» **RECORDS SUPPLIED**
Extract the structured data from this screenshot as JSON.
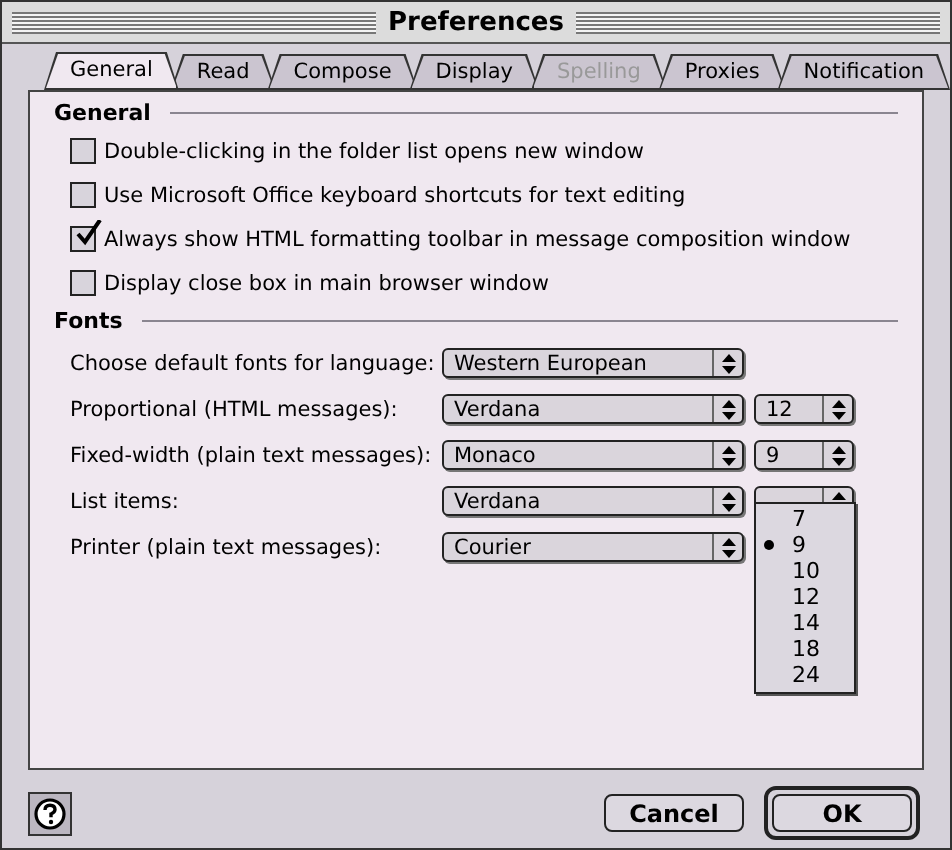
{
  "window": {
    "title": "Preferences"
  },
  "tabs": [
    {
      "label": "General",
      "selected": true,
      "disabled": false
    },
    {
      "label": "Read",
      "selected": false,
      "disabled": false
    },
    {
      "label": "Compose",
      "selected": false,
      "disabled": false
    },
    {
      "label": "Display",
      "selected": false,
      "disabled": false
    },
    {
      "label": "Spelling",
      "selected": false,
      "disabled": true
    },
    {
      "label": "Proxies",
      "selected": false,
      "disabled": false
    },
    {
      "label": "Notification",
      "selected": false,
      "disabled": false
    }
  ],
  "general": {
    "title": "General",
    "options": [
      {
        "label": "Double-clicking in the folder list opens new window",
        "checked": false
      },
      {
        "label": "Use Microsoft Office keyboard shortcuts for text editing",
        "checked": false
      },
      {
        "label": "Always show HTML formatting toolbar in message composition window",
        "checked": true
      },
      {
        "label": "Display close box in main browser window",
        "checked": false
      }
    ]
  },
  "fonts": {
    "title": "Fonts",
    "rows": [
      {
        "label": "Choose default fonts for language:",
        "font": "Western European"
      },
      {
        "label": "Proportional (HTML messages):",
        "font": "Verdana",
        "size": "12"
      },
      {
        "label": "Fixed-width (plain text messages):",
        "font": "Monaco",
        "size": "9"
      },
      {
        "label": "List items:",
        "font": "Verdana",
        "menu": [
          {
            "label": "7",
            "selected": false
          },
          {
            "label": "9",
            "selected": true
          },
          {
            "label": "10",
            "selected": false
          },
          {
            "label": "12",
            "selected": false
          },
          {
            "label": "14",
            "selected": false
          },
          {
            "label": "18",
            "selected": false
          },
          {
            "label": "24",
            "selected": false
          }
        ]
      },
      {
        "label": "Printer (plain text messages):",
        "font": "Courier"
      }
    ]
  },
  "buttons": [
    {
      "label": "Cancel",
      "default": false
    },
    {
      "label": "OK",
      "default": true
    }
  ]
}
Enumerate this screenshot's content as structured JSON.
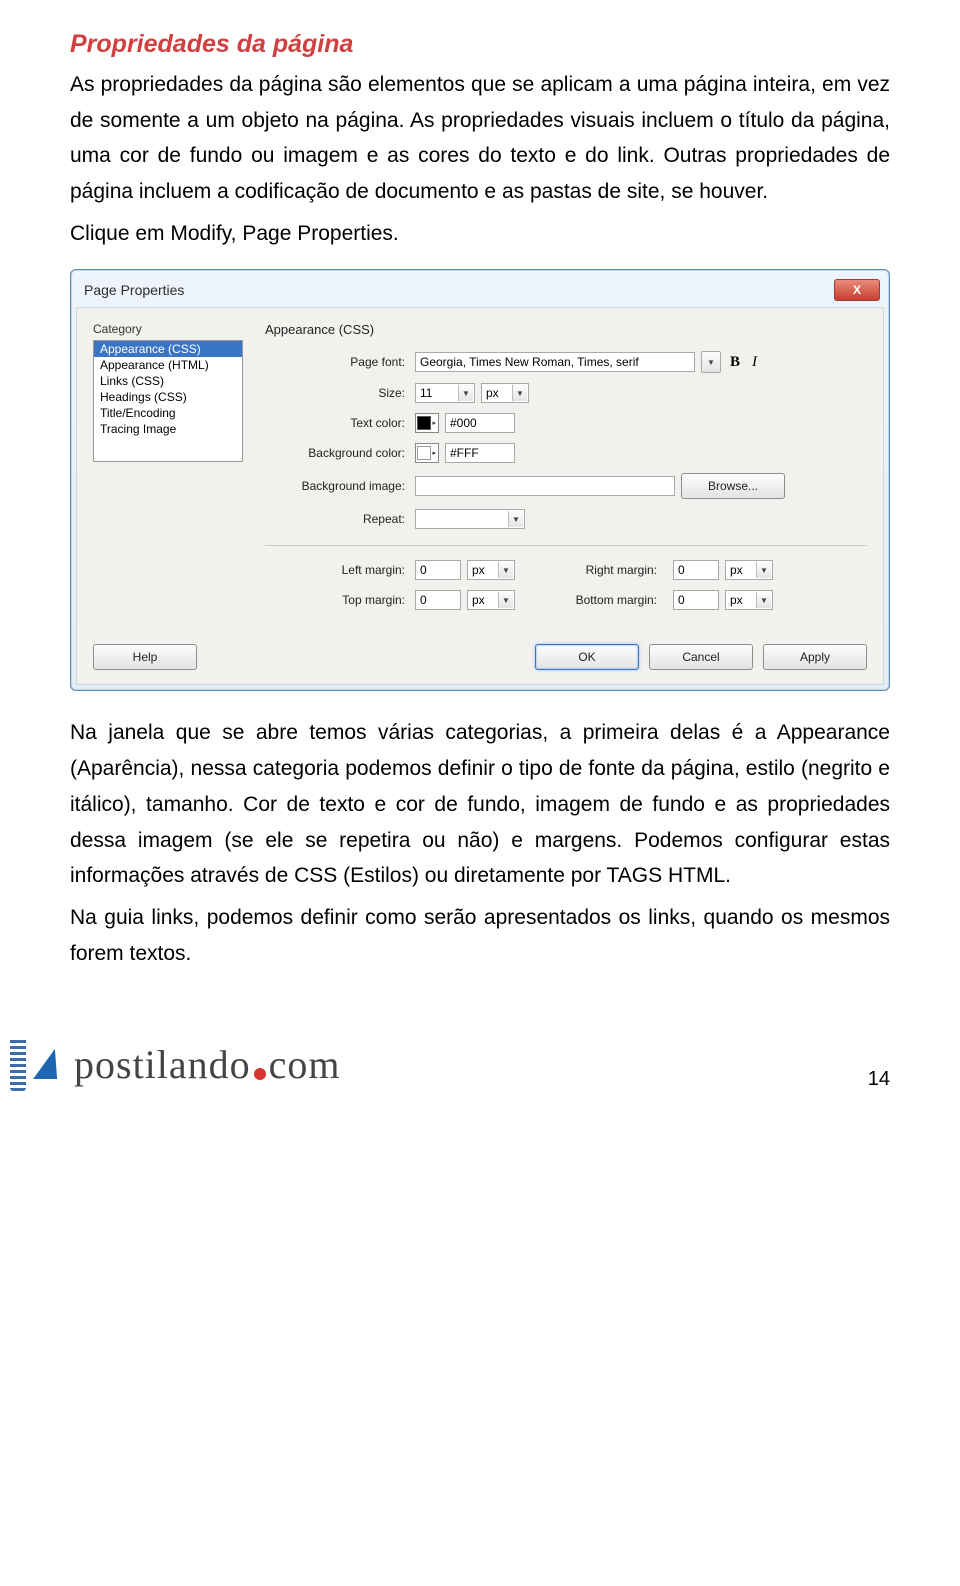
{
  "heading": "Propriedades da página",
  "para1": "As propriedades da página são elementos que se aplicam a uma página inteira, em vez de somente a um objeto na página. As propriedades visuais incluem o título da página, uma cor de fundo ou imagem e as cores do texto e do link. Outras propriedades de página incluem a codificação de documento e as pastas de site, se houver.",
  "para2": "Clique em Modify, Page Properties.",
  "dialog": {
    "title": "Page Properties",
    "close": "X",
    "category_label": "Category",
    "panel_title": "Appearance (CSS)",
    "categories": [
      "Appearance (CSS)",
      "Appearance (HTML)",
      "Links (CSS)",
      "Headings (CSS)",
      "Title/Encoding",
      "Tracing Image"
    ],
    "labels": {
      "page_font": "Page font:",
      "size": "Size:",
      "text_color": "Text color:",
      "bg_color": "Background color:",
      "bg_image": "Background image:",
      "repeat": "Repeat:",
      "left_margin": "Left margin:",
      "right_margin": "Right margin:",
      "top_margin": "Top margin:",
      "bottom_margin": "Bottom margin:"
    },
    "values": {
      "page_font": "Georgia, Times New Roman, Times, serif",
      "size": "11",
      "size_unit": "px",
      "text_color": "#000",
      "bg_color": "#FFF",
      "bg_image": "",
      "repeat": "",
      "left_margin": "0",
      "right_margin": "0",
      "top_margin": "0",
      "bottom_margin": "0",
      "margin_unit": "px"
    },
    "buttons": {
      "browse": "Browse...",
      "help": "Help",
      "ok": "OK",
      "cancel": "Cancel",
      "apply": "Apply"
    },
    "bold": "B",
    "italic": "I"
  },
  "para3": "Na janela que se abre temos várias categorias, a primeira delas é a Appearance (Aparência), nessa categoria podemos definir o tipo de fonte da página, estilo (negrito e itálico), tamanho. Cor de texto e cor de fundo, imagem de fundo e as propriedades dessa imagem (se ele se repetira ou não) e margens. Podemos configurar estas informações através de CSS (Estilos) ou diretamente por TAGS HTML.",
  "para4": "Na guia links, podemos definir como serão apresentados os links, quando os mesmos forem textos.",
  "logo": {
    "part1": "postilando",
    "part2": "com"
  },
  "page_number": "14"
}
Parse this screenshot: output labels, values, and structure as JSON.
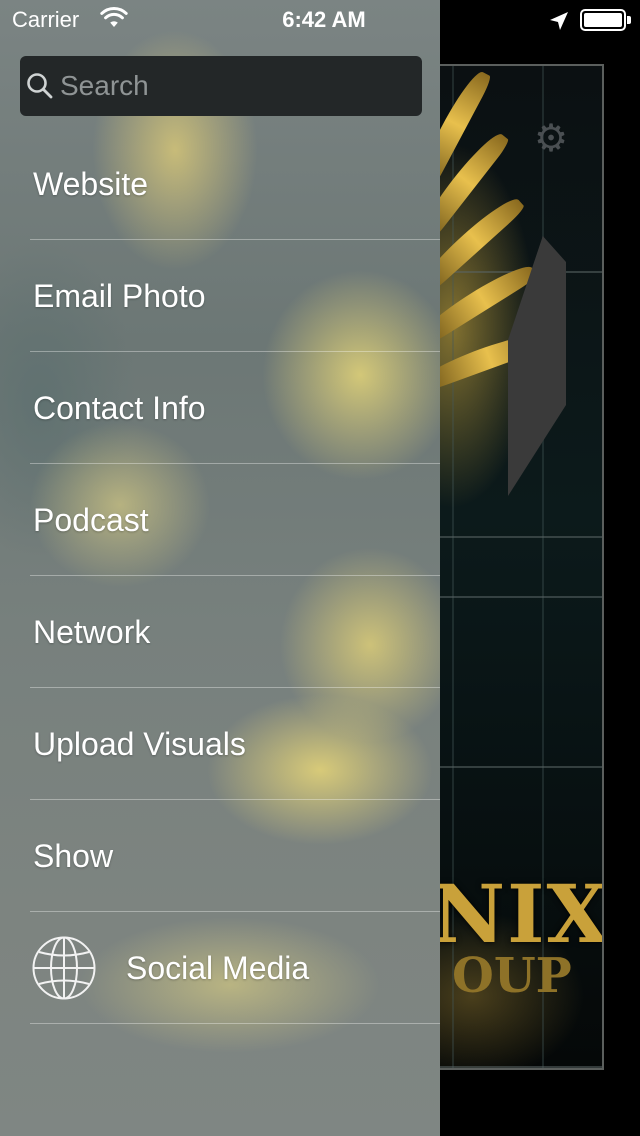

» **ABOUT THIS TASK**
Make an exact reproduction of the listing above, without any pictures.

» **RESULT BELOW**
Extract the structured data from this screenshot as JSON.
{
  "window": {
    "title": "Preferences"
  },
  "tabs": [
    {
      "label": "General",
      "selected": true,
      "disabled": false
    },
    {
      "label": "Read",
      "selected": false,
      "disabled": false
    },
    {
      "label": "Compose",
      "selected": false,
      "disabled": false
    },
    {
      "label": "Display",
      "selected": false,
      "disabled": false
    },
    {
      "label": "Spelling",
      "selected": false,
      "disabled": true
    },
    {
      "label": "Proxies",
      "selected": false,
      "disabled": false
    },
    {
      "label": "Notification",
      "selected": false,
      "disabled": false
    }
  ],
  "general": {
    "title": "General",
    "options": [
      {
        "label": "Double-clicking in the folder list opens new window",
        "checked": false
      },
      {
        "label": "Use Microsoft Office keyboard shortcuts for text editing",
        "checked": false
      },
      {
        "label": "Always show HTML formatting toolbar in message composition window",
        "checked": true
      },
      {
        "label": "Display close box in main browser window",
        "checked": false
      }
    ]
  },
  "fonts": {
    "title": "Fonts",
    "rows": [
      {
        "label": "Choose default fonts for language:",
        "font": "Western European"
      },
      {
        "label": "Proportional (HTML messages):",
        "font": "Verdana",
        "size": "12"
      },
      {
        "label": "Fixed-width (plain text messages):",
        "font": "Monaco",
        "size": "9"
      },
      {
        "label": "List items:",
        "font": "Verdana",
        "menu": [
          {
            "label": "7",
            "selected": false
          },
          {
            "label": "9",
            "selected": true
          },
          {
            "label": "10",
            "selected": false
          },
          {
            "label": "12",
            "selected": false
          },
          {
            "label": "14",
            "selected": false
          },
          {
            "label": "18",
            "selected": false
          },
          {
            "label": "24",
            "selected": false
          }
        ]
      },
      {
        "label": "Printer (plain text messages):",
        "font": "Courier"
      }
    ]
  },
  "buttons": [
    {
      "label": "Cancel",
      "default": false
    },
    {
      "label": "OK",
      "default": true
    }
  ]
}
Enumerate this screenshot's content as structured JSON.
{
  "heading": "Propriedades da página",
  "para1": "As propriedades da página são elementos que se aplicam a uma página inteira, em vez de somente a um objeto na página. As propriedades visuais incluem o título da página, uma cor de fundo ou imagem e as cores do texto e do link. Outras propriedades de página incluem a codificação de documento e as pastas de site, se houver.",
  "para2": "Clique em Modify, Page Properties.",
  "dialog": {
    "title": "Page Properties",
    "close": "X",
    "category_label": "Category",
    "panel_title": "Appearance (CSS)",
    "categories": [
      "Appearance (CSS)",
      "Appearance (HTML)",
      "Links (CSS)",
      "Headings (CSS)",
      "Title/Encoding",
      "Tracing Image"
    ],
    "labels": {
      "page_font": "Page font:",
      "size": "Size:",
      "text_color": "Text color:",
      "bg_color": "Background color:",
      "bg_image": "Background image:",
      "repeat": "Repeat:",
      "left_margin": "Left margin:",
      "right_margin": "Right margin:",
      "top_margin": "Top margin:",
      "bottom_margin": "Bottom margin:"
    },
    "values": {
      "page_font": "Georgia, Times New Roman, Times, serif",
      "size": "11",
      "size_unit": "px",
      "text_color": "#000",
      "bg_color": "#FFF",
      "bg_image": "",
      "repeat": "",
      "left_margin": "0",
      "right_margin": "0",
      "top_margin": "0",
      "bottom_margin": "0",
      "margin_unit": "px"
    },
    "buttons": {
      "browse": "Browse...",
      "help": "Help",
      "ok": "OK",
      "cancel": "Cancel",
      "apply": "Apply"
    },
    "bold": "B",
    "italic": "I"
  },
  "para3": "Na janela que se abre temos várias categorias, a primeira delas é a Appearance (Aparência), nessa categoria podemos definir o tipo de fonte da página, estilo (negrito e itálico), tamanho. Cor de texto e cor de fundo, imagem de fundo e as propriedades dessa imagem (se ele se repetira ou não) e margens. Podemos configurar estas informações através de CSS (Estilos) ou diretamente por TAGS HTML.",
  "para4": "Na guia links, podemos definir como serão apresentados os links, quando os mesmos forem textos.",
  "logo": {
    "part1": "postilando",
    "part2": "com"
  },
  "page_number": "14"
}
Parse this screenshot: output labels, values, and structure as JSON.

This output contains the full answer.